 Grunau Baby IIb - BGA 2433

The story of our Baby, BGA 2433 (DWF) is roughly as follows: 1947 Built at the Royal Navy Air Repair Yard, Fleetlands, Gosport to drawings prepared by John Sproule.  The Tailplane and Rudder were rounded off, but it is basically a standard 2b.  Fleetlands produced 6 GBs to equip the newly formed RNGSA before production was stopped following complaints from Slingsby about unfair competition.

From 1947 to approx. 1969 it was used by various service gliding clubs but no records have been passed on, it is believed that the service no. was VW 743 and later RN 1 - 1 3 1970 to 1980 it was with the Army Gliding Association at Upavon 1980 to 1987 owned by Barry Smith who took it to one of the first Baby Treffens. 1987 Purchased by R.Bonsfield 1988 Purchased by G.Kench 1989 purchased by myself and flown at Trent Valley GO Kirton-inLindsey, Lincolnshire

1991 Laurie Woodage joined me in ownership, we flew it at the International Vintage Rally at Arnhem.

Subsequently, I have transferred my share to Laurie as he has done most of the work on the glider, including buying and fitting out a brand new metal trailer.  The Glider is now based at Dunstable, rondon Gliding Club, where sooner or later we hope to do some hill soaring.  Most recently we have participated in a Rally at the Naval Air Station, Lee-on-Solent to celebrate the 50th.  Anniversary of the formation of the Royal Navy Gliding and Soaring Association and the Woodworm Rally at Dunstable for vintage gliders.  The machine still performs very well, 1 took her up to 2,750 feet at Dunstable, fortunately having taken the precaution of putting on extra clothes.

As a postscript, at one stage in its career the glider had a little engine fitted on a pylon above the centre section. I believe the experiment was not a success, Laurie has more details.

Tealby 25 July 1997 Marry Hayes

Additional history by Laurange Woodage

Constructed by Lt. Cdr. John Sproule at RNAS Fleetlands, Portsmouth, England, in approximately 1947.  The only surviving glider from a small batch of about six GB's constructed.  Some parts may have originated from GB's liberated from Germany.  As related to me by John Sproule (Now deceased)
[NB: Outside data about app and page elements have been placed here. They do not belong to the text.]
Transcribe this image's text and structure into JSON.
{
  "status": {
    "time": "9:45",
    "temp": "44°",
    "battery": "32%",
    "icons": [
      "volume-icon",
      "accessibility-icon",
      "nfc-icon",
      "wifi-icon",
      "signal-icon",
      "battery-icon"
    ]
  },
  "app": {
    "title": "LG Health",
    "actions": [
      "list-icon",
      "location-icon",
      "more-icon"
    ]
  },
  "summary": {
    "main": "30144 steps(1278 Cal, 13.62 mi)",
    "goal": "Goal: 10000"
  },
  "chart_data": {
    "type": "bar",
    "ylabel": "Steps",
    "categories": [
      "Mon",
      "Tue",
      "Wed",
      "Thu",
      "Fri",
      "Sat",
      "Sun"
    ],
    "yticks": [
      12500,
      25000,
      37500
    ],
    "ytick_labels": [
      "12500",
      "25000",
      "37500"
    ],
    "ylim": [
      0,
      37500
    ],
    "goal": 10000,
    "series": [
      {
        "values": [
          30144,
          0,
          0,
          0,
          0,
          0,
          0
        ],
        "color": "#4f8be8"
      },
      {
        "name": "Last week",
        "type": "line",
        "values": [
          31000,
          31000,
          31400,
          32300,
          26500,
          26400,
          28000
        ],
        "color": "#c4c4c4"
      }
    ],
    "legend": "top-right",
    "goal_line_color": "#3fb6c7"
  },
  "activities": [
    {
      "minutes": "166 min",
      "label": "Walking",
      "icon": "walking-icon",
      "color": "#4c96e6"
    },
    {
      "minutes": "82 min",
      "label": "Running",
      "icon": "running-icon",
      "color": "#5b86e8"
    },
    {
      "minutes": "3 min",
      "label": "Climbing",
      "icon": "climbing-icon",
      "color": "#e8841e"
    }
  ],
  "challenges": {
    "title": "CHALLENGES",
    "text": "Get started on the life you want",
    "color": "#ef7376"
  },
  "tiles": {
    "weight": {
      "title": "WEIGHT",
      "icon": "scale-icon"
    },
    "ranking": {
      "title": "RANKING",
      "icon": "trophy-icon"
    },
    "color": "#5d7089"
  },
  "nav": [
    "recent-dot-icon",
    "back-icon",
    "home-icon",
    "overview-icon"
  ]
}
Production ceased, when Fred Slingsby found out about his efforts, and threatened to sue him.  He apparently took exception to having a commercial competitor, subsidised by the British taxpayer & based at a military installation!

 

Identification
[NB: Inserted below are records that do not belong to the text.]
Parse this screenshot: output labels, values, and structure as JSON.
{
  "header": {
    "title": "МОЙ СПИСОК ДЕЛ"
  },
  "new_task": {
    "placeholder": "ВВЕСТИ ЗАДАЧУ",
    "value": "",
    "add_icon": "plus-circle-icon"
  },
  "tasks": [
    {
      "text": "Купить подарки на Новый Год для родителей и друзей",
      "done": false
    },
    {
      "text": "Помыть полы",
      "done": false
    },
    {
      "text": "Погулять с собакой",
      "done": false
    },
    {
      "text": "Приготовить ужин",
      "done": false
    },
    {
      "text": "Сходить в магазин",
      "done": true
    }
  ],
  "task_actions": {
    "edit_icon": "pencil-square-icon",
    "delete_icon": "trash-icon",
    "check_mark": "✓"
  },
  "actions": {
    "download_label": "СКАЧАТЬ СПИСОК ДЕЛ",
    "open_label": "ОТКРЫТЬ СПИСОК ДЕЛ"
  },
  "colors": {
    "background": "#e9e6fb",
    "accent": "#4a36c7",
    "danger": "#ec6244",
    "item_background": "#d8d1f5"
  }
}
RNG&SA2 = RNI-13 AGA3 = 16 BGA C of A= 2433 (Issued 18/04/80) REG DWF

Interesting technical Details - Alloy welded nose cone. - Wheel (Split hub, same as used in T3 l). Rudder top is round, and probably originates from a Slingsby Kite. - During the 1960's? was modified to accept a pylon mounted motorcycle engine powered prop, above the wings.

Owners  Currently owned by: Laurence Woodage&Murray Hayes 

The glider is currently based at the London Gliding club, Dunstable.  The glider is in airworthy condition.

Notes:  RNAS = (Royal Naval Air Station) RNG & SA = (Royal Naval Gliding & Soaring Association) AGA = (Army Gliding Association)

Stevenage 22 July 1997